▶ **YOUR INSTRUCTIONS**
Once you have checked each line below for the word "chevron", give the number of lines that have it and nothing further.

▶ **EXTRACTED ENTRIES**
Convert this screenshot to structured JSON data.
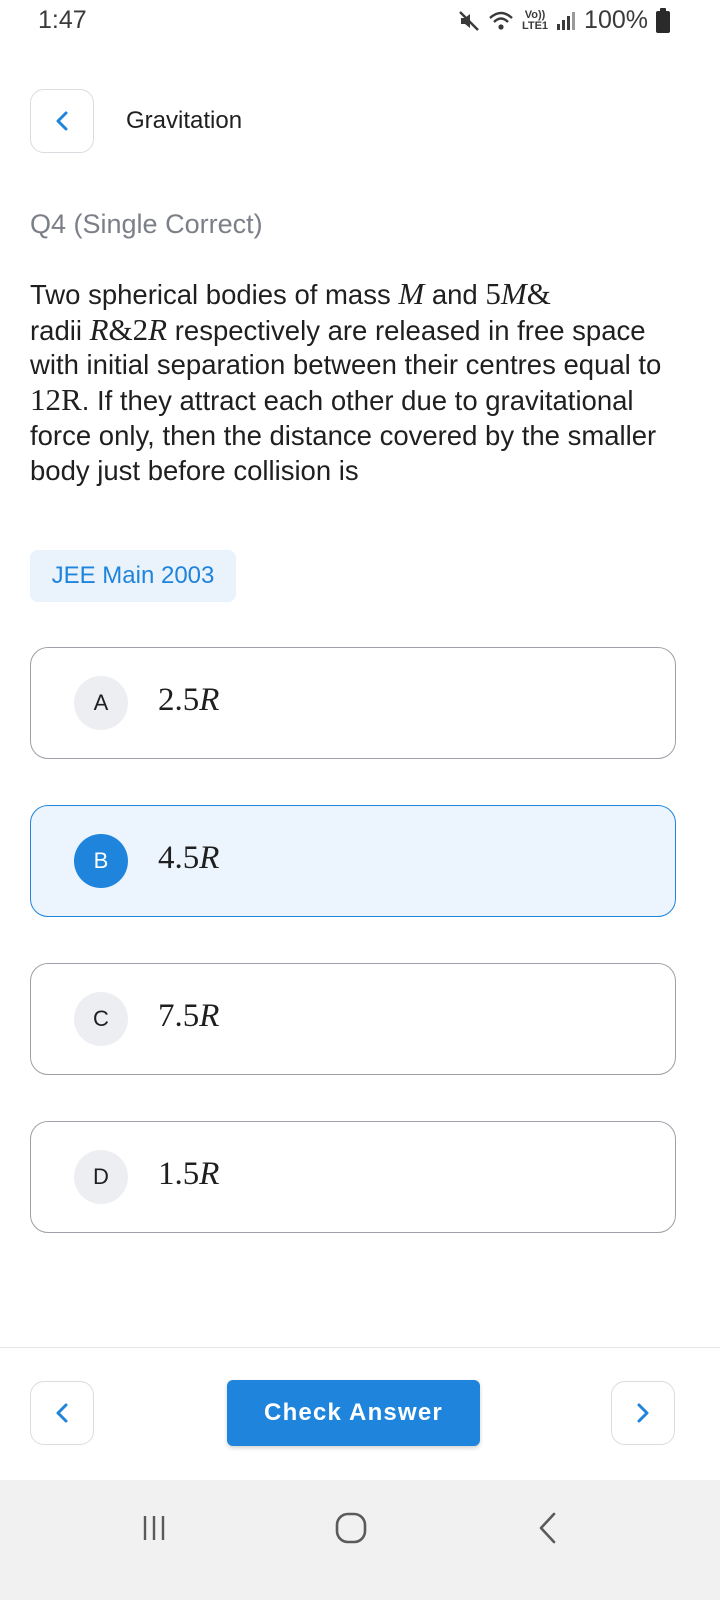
{
  "status_bar": {
    "time": "1:47",
    "lte_top": "Vo))",
    "lte_bottom": "LTE1",
    "battery": "100%",
    "icons": [
      "mute-icon",
      "wifi-icon",
      "signal-icon",
      "battery-icon"
    ]
  },
  "header": {
    "title": "Gravitation",
    "back_icon": "chevron-left-icon"
  },
  "question": {
    "label": "Q4 (Single Correct)",
    "text_parts": [
      "Two spherical bodies of mass ",
      "M",
      " and ",
      "5",
      "M",
      "&",
      "radii ",
      "R",
      "&2",
      "R",
      " respectively are released in free space with initial separation between their centres equal to ",
      "12R",
      ". If they attract each other due to gravitational force only, then the distance covered by the smaller body just before collision is"
    ],
    "tag": "JEE Main 2003"
  },
  "options": [
    {
      "letter": "A",
      "num": "2.5",
      "unit": "R",
      "selected": false
    },
    {
      "letter": "B",
      "num": "4.5",
      "unit": "R",
      "selected": true
    },
    {
      "letter": "C",
      "num": "7.5",
      "unit": "R",
      "selected": false
    },
    {
      "letter": "D",
      "num": "1.5",
      "unit": "R",
      "selected": false
    }
  ],
  "footer": {
    "prev_icon": "chevron-left-icon",
    "check_label": "Check Answer",
    "next_icon": "chevron-right-icon"
  },
  "system_nav": {
    "icons": [
      "recent-apps-icon",
      "home-icon",
      "back-icon"
    ]
  },
  "colors": {
    "accent": "#1e84dc",
    "selected_bg": "#ecf4fd",
    "tag_bg": "#eaf3fc",
    "muted_text": "#7b7f87"
  }
}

▶ **YOUR SOLUTION**
3